  55. Glocks apparently have a huge following, and deserve a lot of respect for their design. The problem I see is the large number of accidental discharges. You have to pull the trigger on a Glock to take it apart. When you have a large number of people in close proximity, you don’t want an accidental discharge, EVER. Repeating the author, you have many people who have never held a weapon in their hand in their life prior to this training… A model 1911, in comparison to any of the modern pistols is actually difficult to assemble/re-assemble. The interchangeability Sig offered is likely the decisive factor. Personally, I prefer the hammer over the striker. But then, I am not the one who has to train the hordes of youth they do…

  56. The interchangeability and modularity of the sig won the show. And I must admit I started looking for one. But here are some things I’ve seen in the interwebs. I have virtually watched the very YouTube video I could find on the p320 and the compact. And on about 3 separate videos from different channels (2 of them not popular channels) I saw light primer strikes that wouldn’t fire.

    I own a couple glocks myself and actually think they are pretty ugly…but the one I’ve had for 10 years has never misfed and never failed to fire. And I’m not even saying glock should have won the contract, but maybe FN should have.

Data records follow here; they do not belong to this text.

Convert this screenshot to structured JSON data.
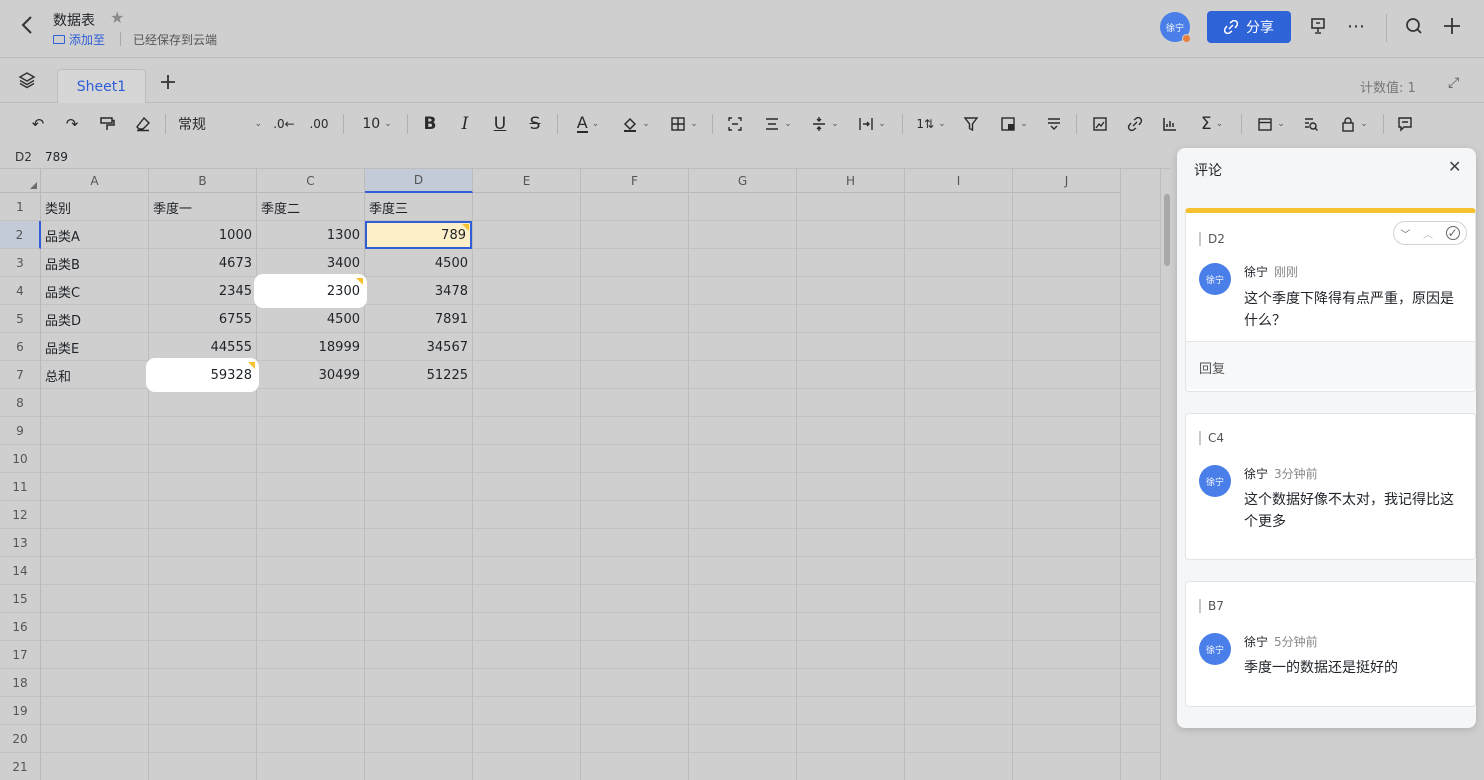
{
  "header": {
    "title": "数据表",
    "add_to": "添加至",
    "saved_status": "已经保存到云端",
    "avatar_text": "徐宁",
    "share_label": "分享",
    "icons": [
      "back-arrow-icon",
      "star-icon",
      "folder-icon",
      "share-link-icon",
      "present-icon",
      "more-icon",
      "search-icon",
      "plus-icon"
    ]
  },
  "tabs": {
    "sheet_name": "Sheet1",
    "count_label": "计数值: 1"
  },
  "toolbar": {
    "format": "常规",
    "font_size": "10"
  },
  "formula_bar": {
    "cell_ref": "D2",
    "value": "789"
  },
  "grid": {
    "columns": [
      "A",
      "B",
      "C",
      "D",
      "E",
      "F",
      "G",
      "H",
      "I",
      "J"
    ],
    "rows": [
      "1",
      "2",
      "3",
      "4",
      "5",
      "6",
      "7",
      "8",
      "9",
      "10",
      "11",
      "12",
      "13",
      "14",
      "15",
      "16",
      "17",
      "18",
      "19",
      "20",
      "21"
    ],
    "selected_cell": "D2",
    "data": [
      [
        "类别",
        "季度一",
        "季度二",
        "季度三"
      ],
      [
        "品类A",
        "1000",
        "1300",
        "789"
      ],
      [
        "品类B",
        "4673",
        "3400",
        "4500"
      ],
      [
        "品类C",
        "2345",
        "2300",
        "3478"
      ],
      [
        "品类D",
        "6755",
        "4500",
        "7891"
      ],
      [
        "品类E",
        "44555",
        "18999",
        "34567"
      ],
      [
        "总和",
        "59328",
        "30499",
        "51225"
      ]
    ],
    "commented_cells": [
      "D2",
      "C4",
      "B7"
    ]
  },
  "comments_panel": {
    "title": "评论",
    "reply_label": "回复",
    "comments": [
      {
        "ref": "D2",
        "author": "徐宁",
        "time": "刚刚",
        "text": "这个季度下降得有点严重，原因是什么？"
      },
      {
        "ref": "C4",
        "author": "徐宁",
        "time": "3分钟前",
        "text": "这个数据好像不太对，我记得比这个更多"
      },
      {
        "ref": "B7",
        "author": "徐宁",
        "time": "5分钟前",
        "text": "季度一的数据还是挺好的"
      }
    ]
  },
  "colors": {
    "accent": "#2f63d8",
    "comment_flag": "#f5c12e",
    "active_cell_fill": "#fdf0c9"
  }
}
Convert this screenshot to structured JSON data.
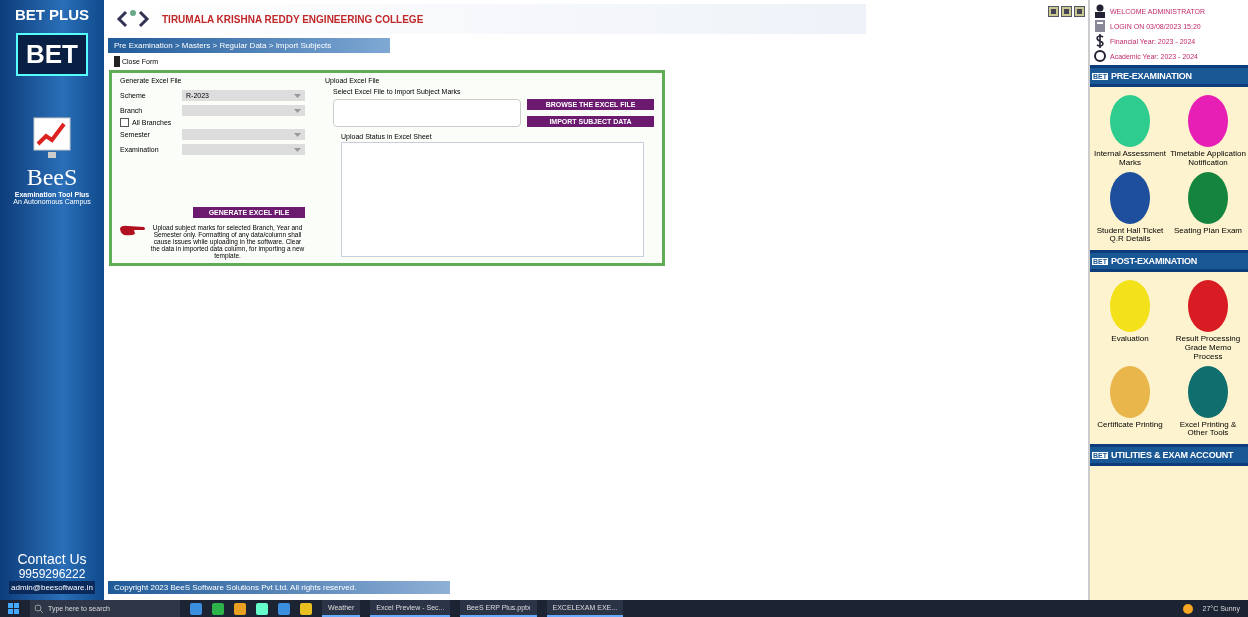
{
  "sidebar": {
    "brand": "BET PLUS",
    "badge": "BET",
    "product": "BeeS",
    "tagline": "Examination Tool Plus",
    "subtitle": "An Autonomous Campus",
    "contact_title": "Contact Us",
    "phone": "9959296222",
    "email": "admin@beesoftware.in"
  },
  "header": {
    "college": "TIRUMALA KRISHNA REDDY ENGINEERING COLLEGE",
    "breadcrumb": "Pre Examination > Masters > Regular Data > Import Subjects",
    "toolbar_button": "Close Form"
  },
  "generate": {
    "title": "Generate Excel File",
    "fields": [
      {
        "label": "Scheme",
        "value": "R-2023"
      },
      {
        "label": "Branch"
      },
      {
        "label": "Semester"
      },
      {
        "label": "Examination"
      }
    ],
    "all_branches": {
      "label": "All Branches",
      "checked": false
    },
    "button": "GENERATE EXCEL FILE",
    "note": "Upload subject marks for selected Branch, Year and Semester only. Formatting of any data/column shall cause issues while uploading in the software. Clear the data in imported data column, for importing a new template."
  },
  "upload": {
    "title": "Upload Excel File",
    "prompt": "Select Excel File to Import Subject Marks",
    "buttons": [
      "BROWSE THE EXCEL FILE",
      "IMPORT SUBJECT DATA"
    ],
    "status_label": "Upload Status in Excel Sheet"
  },
  "status_bar": "Copyright 2023 BeeS Software Solutions Pvt Ltd. All rights reserved.",
  "info": [
    "WELCOME ADMINISTRATOR",
    "LOGIN ON 03/08/2023 15:20",
    "Financial Year: 2023 - 2024",
    "Academic Year: 2023 - 2024"
  ],
  "sections": [
    {
      "badge": "BET",
      "title": "PRE-EXAMINATION",
      "tiles": [
        {
          "label": "Internal Assessment Marks",
          "color": "#2ecc8e"
        },
        {
          "label": "Timetable Application Notification",
          "color": "#e81fb5"
        },
        {
          "label": "Student Hall Ticket Q.R Details",
          "color": "#1d4f9c"
        },
        {
          "label": "Seating Plan Exam",
          "color": "#15843f"
        }
      ]
    },
    {
      "badge": "BET",
      "title": "POST-EXAMINATION",
      "tiles": [
        {
          "label": "Evaluation",
          "color": "#f3e21a"
        },
        {
          "label": "Result Processing Grade Memo Process",
          "color": "#d91c24"
        },
        {
          "label": "Certificate Printing",
          "color": "#e8b64a"
        },
        {
          "label": "Excel Printing & Other Tools",
          "color": "#0f6e6e"
        }
      ]
    },
    {
      "badge": "BET",
      "title": "UTILITIES & EXAM ACCOUNT"
    }
  ],
  "taskbar": {
    "search": "Type here to search",
    "apps": [
      "Weather",
      "Excel Preview - Sec...",
      "BeeS ERP Plus.pptx",
      "EXCELEXAM EXE..."
    ],
    "tray": "27°C Sunny"
  }
}
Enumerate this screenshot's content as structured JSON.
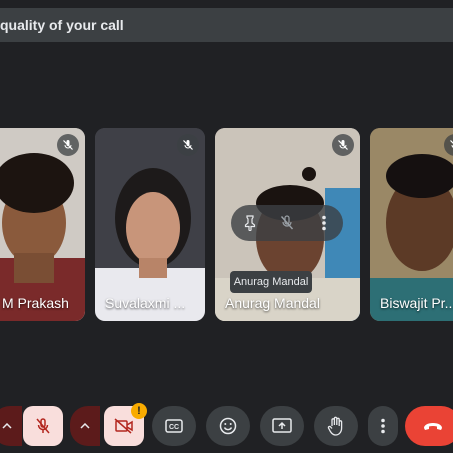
{
  "banner": {
    "text": "quality of your call"
  },
  "participants": [
    {
      "name": "M Prakash",
      "mic_muted": true
    },
    {
      "name": "Suvalaxmi ...",
      "mic_muted": true
    },
    {
      "name": "Anurag Mandal",
      "mic_muted": true,
      "hovered": true
    },
    {
      "name": "Biswajit Pr...",
      "mic_muted": true
    }
  ],
  "tooltip": {
    "text": "Anurag Mandal"
  },
  "tile_actions": [
    "pin-icon",
    "mute-icon",
    "more-vert-icon"
  ],
  "toolbar": {
    "buttons": [
      "mic-options",
      "mic-toggle",
      "camera-options",
      "camera-toggle",
      "captions",
      "emoji",
      "present",
      "raise-hand",
      "more-options",
      "leave-call"
    ],
    "camera_warning_badge": "!"
  },
  "colors": {
    "background": "#202124",
    "muted_button_bg": "#f9dedc",
    "muted_icon": "#b3261e",
    "leave_button": "#ea4335",
    "warning_badge": "#f9ab00"
  }
}
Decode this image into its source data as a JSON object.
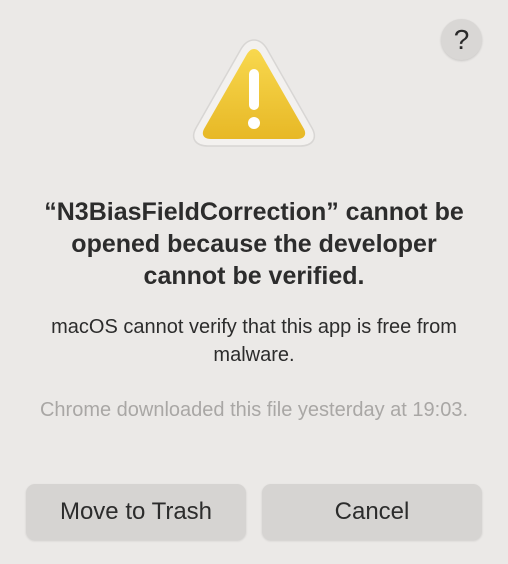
{
  "dialog": {
    "help_label": "?",
    "icon": "warning-triangle-icon",
    "title": "“N3BiasFieldCorrection” cannot be opened because the developer cannot be verified.",
    "message": "macOS cannot verify that this app is free from malware.",
    "info": "Chrome downloaded this file yesterday at 19:03.",
    "buttons": {
      "move_to_trash": "Move to Trash",
      "cancel": "Cancel"
    }
  },
  "colors": {
    "background": "#ebe9e7",
    "button": "#d6d4d2",
    "warning_yellow": "#f2c538",
    "warning_border": "#e6e4e2",
    "secondary_text": "#a9a7a5"
  }
}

  57. Oh, I was also at the range today and saw the guy shooting next to me with his compact M&P jam (probably failure to eject once and light primer twice). That was just today. So I’m not gonna lie, I kinda thought this whole M&P line was a gimmick to get people to buy them a few years back…and I say that because it’s called Millitary and Police, but crap, M&P don’t carry M&P’s!!! They throw them together and figure they will make more off all of them they sell to pay for the few hundred they have to replace or work on

  58. Maj. Tommy gun ret.
    After 4 tours boots on the ground in Viet and a tour in Iran in 80s as well as a lifetime of very weapon.
    I feel that I must say, pistols are a last ditch effort.
    The new sig will probably do just fine as many others would.
    But just don’t get caught up in believing that your pistol is a great tool and don’t over think it or become bossed with it.
    Assault rifles are the whole game for those always in the excrement and for a lot of hard fighting against different enemies.
    The pistol is a grain of salt and never to be seriously pondered over but work hard on the assualt rifle world and don’t ever try and even consider going up against assualt rifles with a pistol, regardless of which one
    Please don’t over debate this .

  59. I went with the Springfield XD-S .45acp as my CCW.
    Very concealable and when I installed the Crimson Trace Green LaserGuard Pro it is fast point and shoot.
    I never miss the target. NEVER!
    No safety to think about and the laser comes on when I grip the gun.
    Batteries for life too.